Like many other social insurance programs, the modern workers' compensation system has been plagued by escalating costs.(1) Numerous reforms have been offered, including shifting more of the financial burden of workplace accidents onto workers. In an effort to illuminate the public debate over workers' compensation, our research has two main objectives. First, we hope to improve the understanding of the economic effects of the law's adoption in the early twentieth century, so that policy-makers will realize the consequences of reversing the trend toward more generous accident compensation for injured workers. Second, in our historical investigation of the original purposes of enacting workers' compensation in the 1910s, we wish to point out some of the potential pitfalls of returning to a form of negligence liability in which workers would be held more financially responsible for their workplace accidents.
In their time, progressive reformers hailed workers' compensation widely as a financial boon for injured workers, providing them and their families substantially higher and more certain post-accident benefits than they would have received under the negligence liability system. Under negligence liability around the turn of the century, relatively few workers received awards in court. Since a court decision could take up to five years, and the outcome was always highly uncertain, most injured workers or their families accepted out-of-court settlements. Because the employer was not legally compelled to pay anything if he had not been negligent, roughly 43 percent of the families of fatal accident victims received no payments prior to workers' compensation.(2) The mean levels of compensation for all families of fatal accident victims ranged from about 58 percent of a year's income to 112 percent.
By contrast, when workers' compensation was enacted in various states after 1910, nearly all workers' families received compensation. The average compensation ranged from about two to four times annual income, depending on the state. Social reformers saw workers' compensation as a great victory for workers, presuming that the sharp rise in post-accident benefits actually represented a redistribution of income.
However, increases in employer-mandated benefits often led to large enough wage declines to pay for the increase in expected benefits fully.(3) Our analysis of the coal mining, lumber, and construction industries in the early twentieth century suggests that nonunion workers essentially "bought" the more generous and more certain benefits mandated by workers' compensation laws through lower real wages. Union workers, on the other hand, experienced much smaller wage offsets.(4)
We constructed three panel datasets that included the primary occupations in the coal, lumber, and unionized building trades industries, for over 20 states from 1907 to 1923. Our regression results imply that workers in the nonunionized lumber industry experienced roughly a dollar loss in annual earnings for each dollar increase in expected accident benefits that workers' compensation promised.
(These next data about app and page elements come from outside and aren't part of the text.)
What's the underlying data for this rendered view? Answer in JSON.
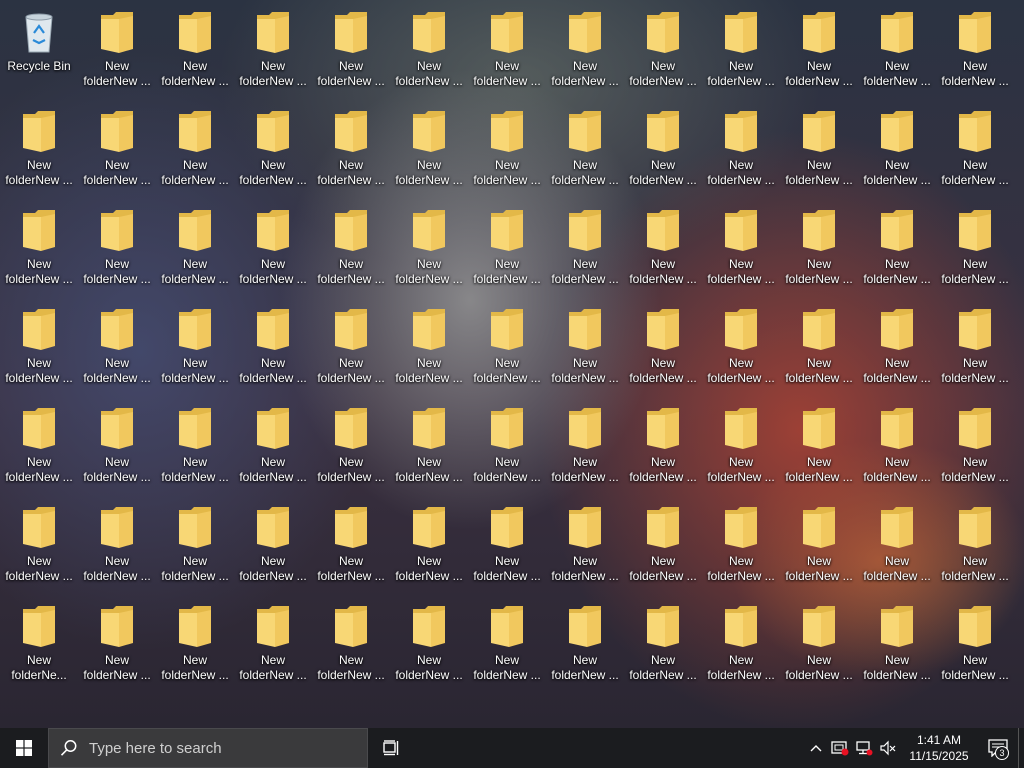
{
  "desktop": {
    "recycle_bin": {
      "label": "Recycle Bin",
      "icon": "recycle-bin-icon"
    },
    "folders": [
      "New folderNew ...",
      "New folderNew ...",
      "New folderNew ...",
      "New folderNew ...",
      "New folderNew ...",
      "New folderNew ...",
      "New folderNew ...",
      "New folderNew ...",
      "New folderNew ...",
      "New folderNew ...",
      "New folderNew ...",
      "New folderNew ...",
      "New folderNew ...",
      "New folderNew ...",
      "New folderNew ...",
      "New folderNew ...",
      "New folderNew ...",
      "New folderNew ...",
      "New folderNew ...",
      "New folderNew ...",
      "New folderNew ...",
      "New folderNew ...",
      "New folderNew ...",
      "New folderNew ...",
      "New folderNew ...",
      "New folderNew ...",
      "New folderNew ...",
      "New folderNew ...",
      "New folderNew ...",
      "New folderNew ...",
      "New folderNew ...",
      "New folderNew ...",
      "New folderNew ...",
      "New folderNew ...",
      "New folderNew ...",
      "New folderNew ...",
      "New folderNew ...",
      "New folderNew ...",
      "New folderNew ...",
      "New folderNew ...",
      "New folderNew ...",
      "New folderNew ...",
      "New folderNew ...",
      "New folderNew ...",
      "New folderNew ...",
      "New folderNew ...",
      "New folderNew ...",
      "New folderNew ...",
      "New folderNew ...",
      "New folderNew ...",
      "New folderNew ...",
      "New folderNew ...",
      "New folderNew ...",
      "New folderNew ...",
      "New folderNew ...",
      "New folderNew ...",
      "New folderNew ...",
      "New folderNew ...",
      "New folderNew ...",
      "New folderNew ...",
      "New folderNew ...",
      "New folderNew ...",
      "New folderNew ...",
      "New folderNew ...",
      "New folderNew ...",
      "New folderNew ...",
      "New folderNew ...",
      "New folderNew ...",
      "New folderNew ...",
      "New folderNew ...",
      "New folderNew ...",
      "New folderNew ...",
      "New folderNew ...",
      "New folderNew ...",
      "New folderNew ...",
      "New folderNew ...",
      "New folderNew ...",
      "New folderNe...",
      "New folderNew ...",
      "New folderNew ...",
      "New folderNew ...",
      "New folderNew ...",
      "New folderNew ...",
      "New folderNew ...",
      "New folderNew ...",
      "New folderNew ...",
      "New folderNew ...",
      "New folderNew ...",
      "New folderNew ...",
      "New folderNew ..."
    ],
    "folder_icon": "folder-icon"
  },
  "taskbar": {
    "start_icon": "windows-logo-icon",
    "search_placeholder": "Type here to search",
    "search_icon": "search-icon",
    "task_view_icon": "task-view-icon",
    "tray": {
      "chevron_icon": "chevron-up-icon",
      "icons": [
        "security-alert-icon",
        "network-disconnected-icon",
        "volume-muted-icon"
      ]
    },
    "clock": {
      "time": "1:41 AM",
      "date": "11/15/2025"
    },
    "notification_count": "3",
    "notification_icon": "action-center-icon"
  },
  "colors": {
    "taskbar_bg": "#1b1c1f",
    "search_bg": "#3a3a3c",
    "folder_front": "#f8d775",
    "folder_back": "#e3b848"
  }
}
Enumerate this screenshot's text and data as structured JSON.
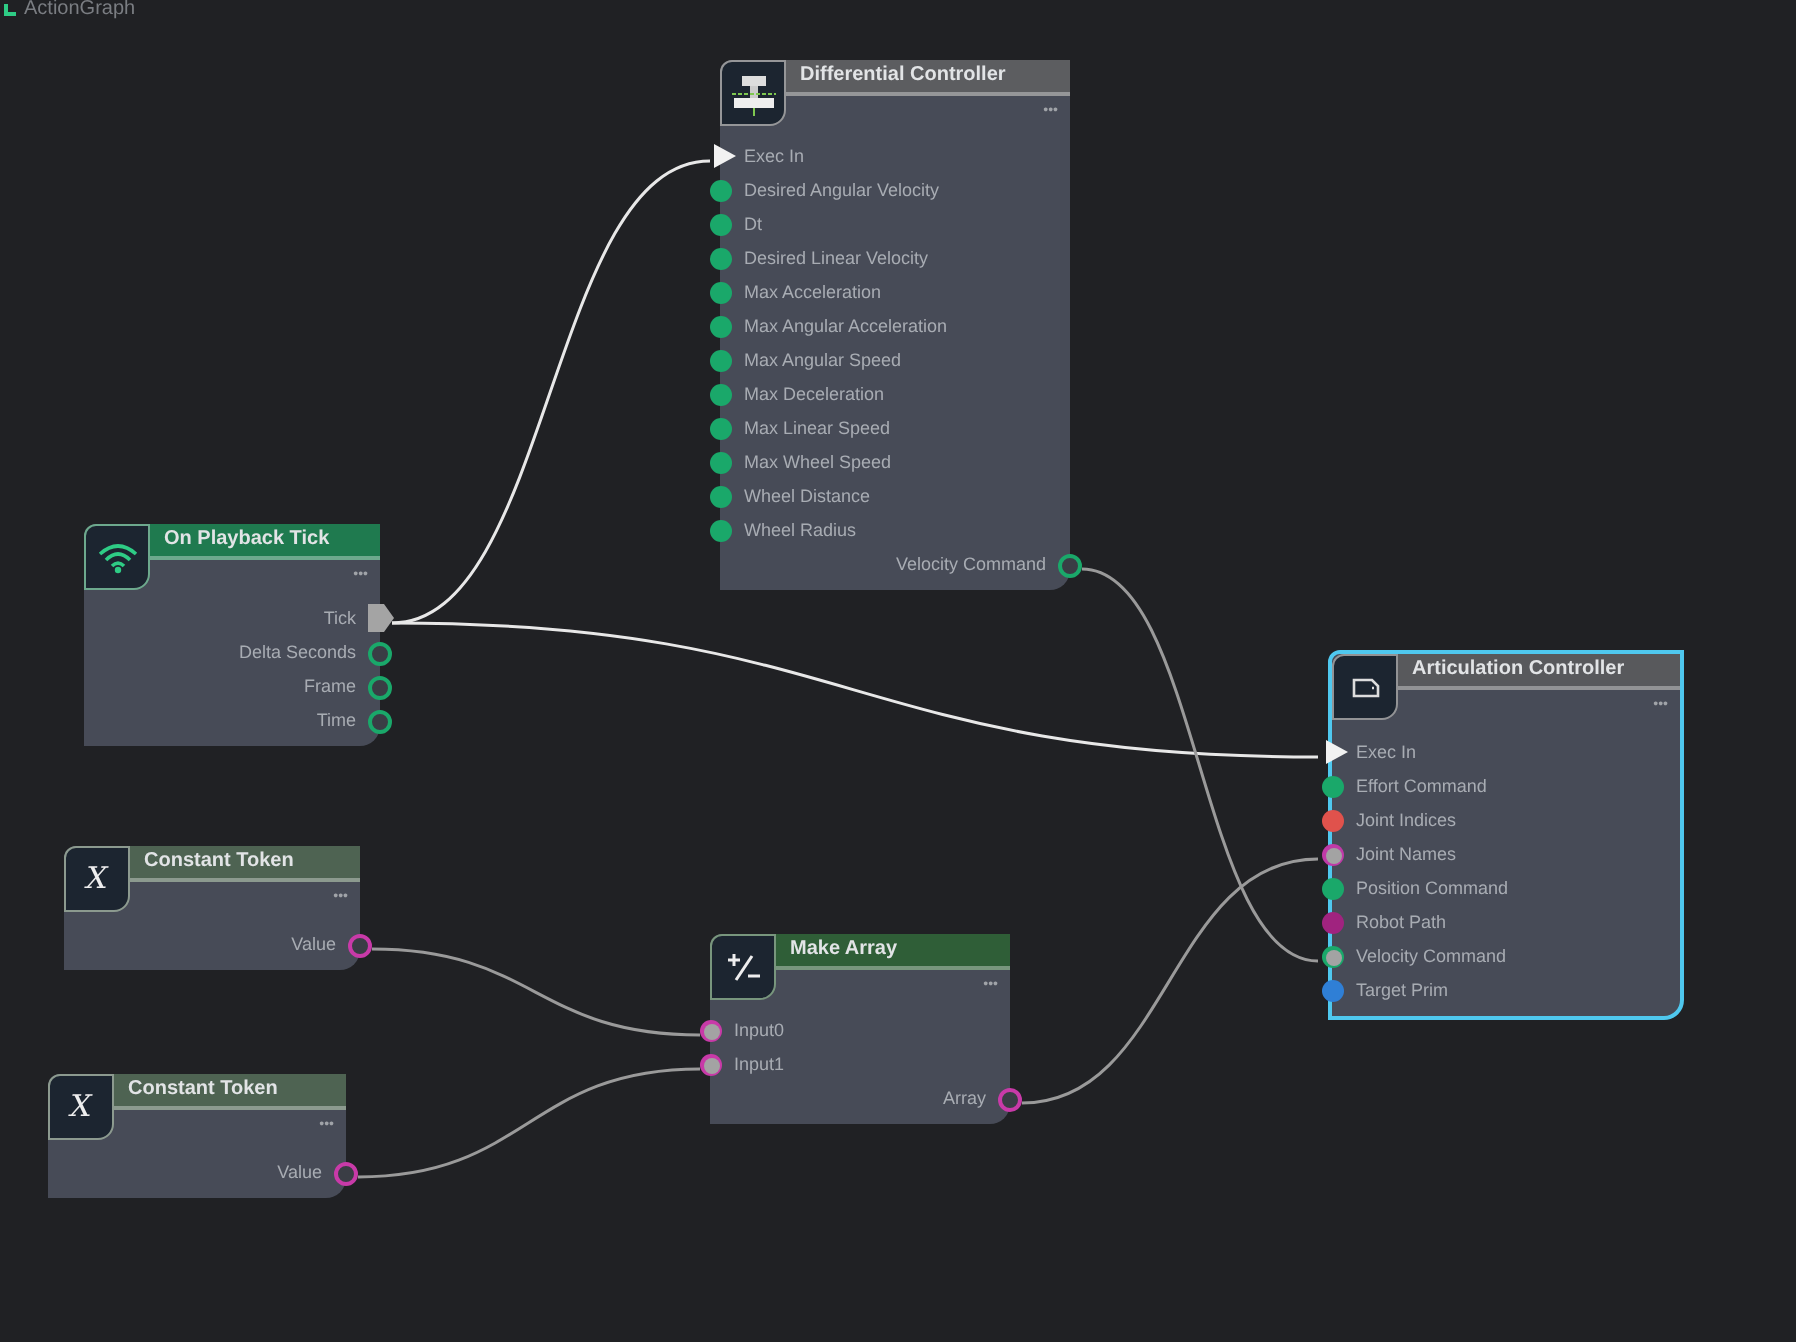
{
  "title": "ActionGraph",
  "nodes": [
    {
      "title": "Differential Controller",
      "color": "#5c5d60",
      "selected": false,
      "menu": "•••",
      "ports": [
        {
          "label": "Exec In",
          "kind": "execin"
        },
        {
          "label": "Desired Angular Velocity",
          "kind": "datain",
          "color": "#1aa86a",
          "connected": false
        },
        {
          "label": "Dt",
          "kind": "datain",
          "color": "#1aa86a",
          "connected": false
        },
        {
          "label": "Desired Linear Velocity",
          "kind": "datain",
          "color": "#1aa86a",
          "connected": false
        },
        {
          "label": "Max Acceleration",
          "kind": "datain",
          "color": "#1aa86a",
          "connected": false
        },
        {
          "label": "Max Angular Acceleration",
          "kind": "datain",
          "color": "#1aa86a",
          "connected": false
        },
        {
          "label": "Max Angular Speed",
          "kind": "datain",
          "color": "#1aa86a",
          "connected": false
        },
        {
          "label": "Max Deceleration",
          "kind": "datain",
          "color": "#1aa86a",
          "connected": false
        },
        {
          "label": "Max Linear Speed",
          "kind": "datain",
          "color": "#1aa86a",
          "connected": false
        },
        {
          "label": "Max Wheel Speed",
          "kind": "datain",
          "color": "#1aa86a",
          "connected": false
        },
        {
          "label": "Wheel Distance",
          "kind": "datain",
          "color": "#1aa86a",
          "connected": false
        },
        {
          "label": "Wheel Radius",
          "kind": "datain",
          "color": "#1aa86a",
          "connected": false
        },
        {
          "label": "Velocity Command",
          "kind": "dataout",
          "color": "#1aa86a"
        }
      ]
    },
    {
      "title": "On Playback Tick",
      "color": "#1f7a4f",
      "selected": false,
      "menu": "•••",
      "ports": [
        {
          "label": "Tick",
          "kind": "execout"
        },
        {
          "label": "Delta Seconds",
          "kind": "dataout",
          "color": "#1aa86a"
        },
        {
          "label": "Frame",
          "kind": "dataout",
          "color": "#1aa86a"
        },
        {
          "label": "Time",
          "kind": "dataout",
          "color": "#1aa86a"
        }
      ]
    },
    {
      "title": "Articulation Controller",
      "color": "#58595c",
      "selected": true,
      "menu": "•••",
      "ports": [
        {
          "label": "Exec In",
          "kind": "execin"
        },
        {
          "label": "Effort Command",
          "kind": "datain",
          "color": "#1aa86a",
          "connected": false
        },
        {
          "label": "Joint Indices",
          "kind": "datain",
          "color": "#e0524c",
          "connected": false
        },
        {
          "label": "Joint Names",
          "kind": "datain",
          "color": "#c03aa8",
          "connected": true
        },
        {
          "label": "Position Command",
          "kind": "datain",
          "color": "#1aa86a",
          "connected": false
        },
        {
          "label": "Robot Path",
          "kind": "datain",
          "color": "#a0237f",
          "connected": false
        },
        {
          "label": "Velocity Command",
          "kind": "datain",
          "color": "#1aa86a",
          "connected": true
        },
        {
          "label": "Target Prim",
          "kind": "datain",
          "color": "#2f7fd6",
          "connected": false
        }
      ]
    },
    {
      "title": "Constant Token",
      "icon_text": "X",
      "color": "#4e6352",
      "selected": false,
      "menu": "•••",
      "ports": [
        {
          "label": "Value",
          "kind": "dataout",
          "color": "#c83aa8"
        }
      ]
    },
    {
      "title": "Make Array",
      "color": "#2f5e37",
      "selected": false,
      "menu": "•••",
      "ports": [
        {
          "label": "Input0",
          "kind": "datain",
          "color": "#c83aa8",
          "connected": true
        },
        {
          "label": "Input1",
          "kind": "datain",
          "color": "#c83aa8",
          "connected": true
        },
        {
          "label": "Array",
          "kind": "dataout",
          "color": "#c83aa8"
        }
      ]
    },
    {
      "title": "Constant Token",
      "icon_text": "X",
      "color": "#4e6352",
      "selected": false,
      "menu": "•••",
      "ports": [
        {
          "label": "Value",
          "kind": "dataout",
          "color": "#c83aa8"
        }
      ]
    }
  ]
}
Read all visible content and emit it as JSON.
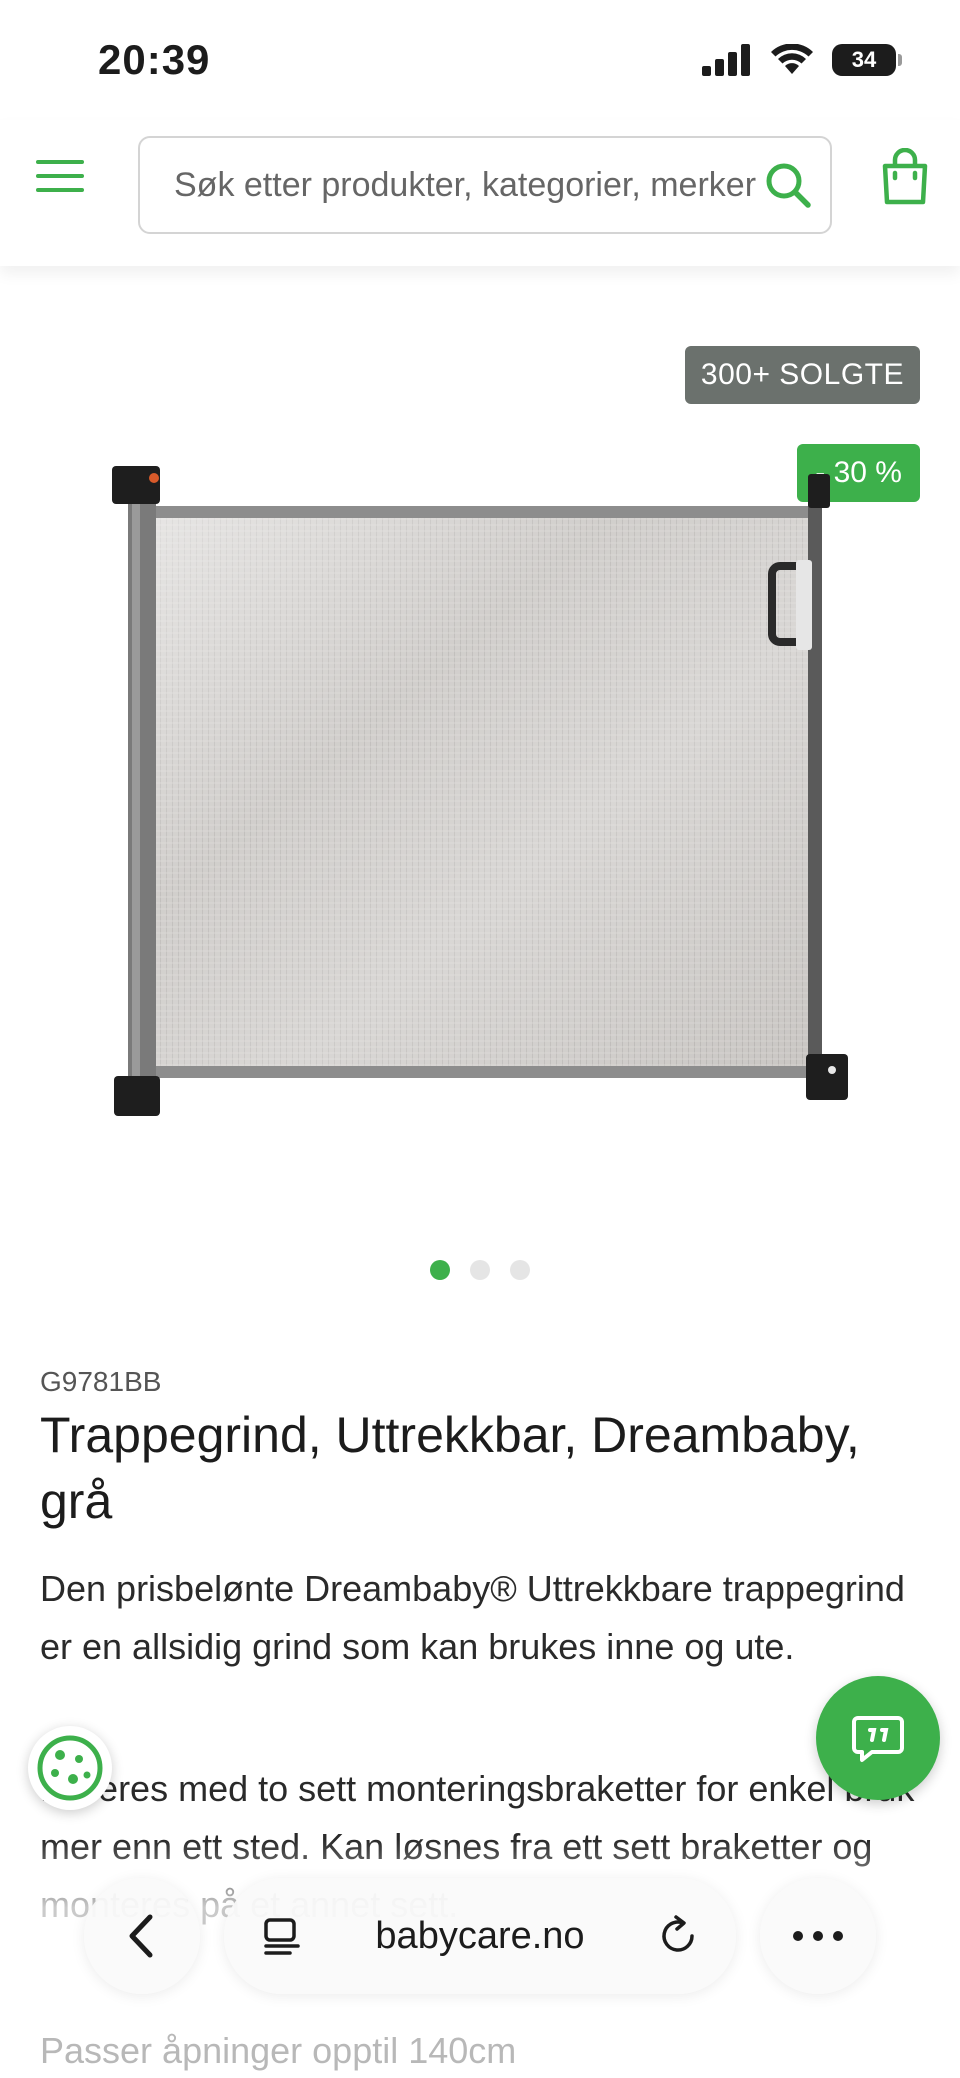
{
  "status_bar": {
    "time": "20:39",
    "battery": "34",
    "battery_level": 0.34
  },
  "header": {
    "menu_icon": "hamburger-menu-icon",
    "search_placeholder": "Søk etter produkter, kategorier, merker",
    "search_icon": "search-icon",
    "cart_icon": "shopping-bag-icon"
  },
  "colors": {
    "accent": "#3db04b",
    "sold_badge": "#6b716d"
  },
  "gallery": {
    "sold_badge": "300+ SOLGTE",
    "discount_badge": "- 30 %",
    "image_alt": "Trappegrind, Uttrekkbar, Dreambaby, grå",
    "slide_count": 3,
    "active_slide": 1
  },
  "product": {
    "sku": "G9781BB",
    "title": "Trappegrind, Uttrekkbar, Dreambaby, grå",
    "description_1": "Den prisbelønte Dreambaby® Uttrekkbare trappegrind er en allsidig grind som kan brukes inne og ute.",
    "description_2": "Leveres med to sett monteringsbraketter for enkel bruk mer enn ett sted. Kan løsnes fra ett sett braketter og monteres på et annet sett.",
    "description_3": "Passer åpninger opptil 140cm"
  },
  "floating": {
    "chat_icon": "chat-bubble-icon",
    "cookie_icon": "cookie-icon"
  },
  "browser_bar": {
    "back_icon": "chevron-left-icon",
    "tabs_icon": "reader-icon",
    "url": "babycare.no",
    "reload_icon": "reload-icon",
    "more_icon": "more-dots-icon"
  }
}
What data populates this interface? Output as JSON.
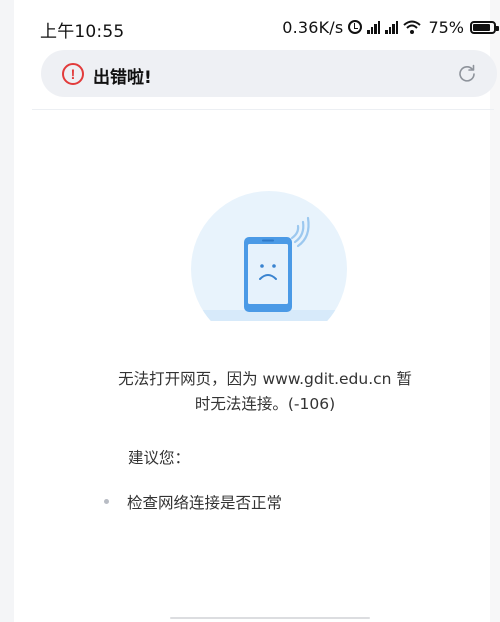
{
  "status_bar": {
    "time": "上午10:55",
    "net_speed": "0.36K/s",
    "battery_percent": "75%",
    "icons": [
      "alarm-icon",
      "signal-icon",
      "signal-icon",
      "wifi-icon",
      "battery-icon"
    ]
  },
  "address_bar": {
    "icon": "error-icon",
    "icon_glyph": "!",
    "title": "出错啦!",
    "action_icon": "reload-icon"
  },
  "error_page": {
    "illustration": "sad-phone-icon",
    "message_line1": "无法打开网页，因为 www.gdit.edu.cn 暂",
    "message_line2": "时无法连接。(-106)",
    "suggestion_label": "建议您：",
    "suggestions": [
      "检查网络连接是否正常"
    ]
  },
  "colors": {
    "error_red": "#e23b3b",
    "phone_blue": "#4b9ae6",
    "circle_bg": "#e8f3fc",
    "address_bg": "#eef0f4"
  }
}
In the nonunionized sector of the coal industry, the offset was larger, at about two to three dollars for each dollar increase in expected benefits. …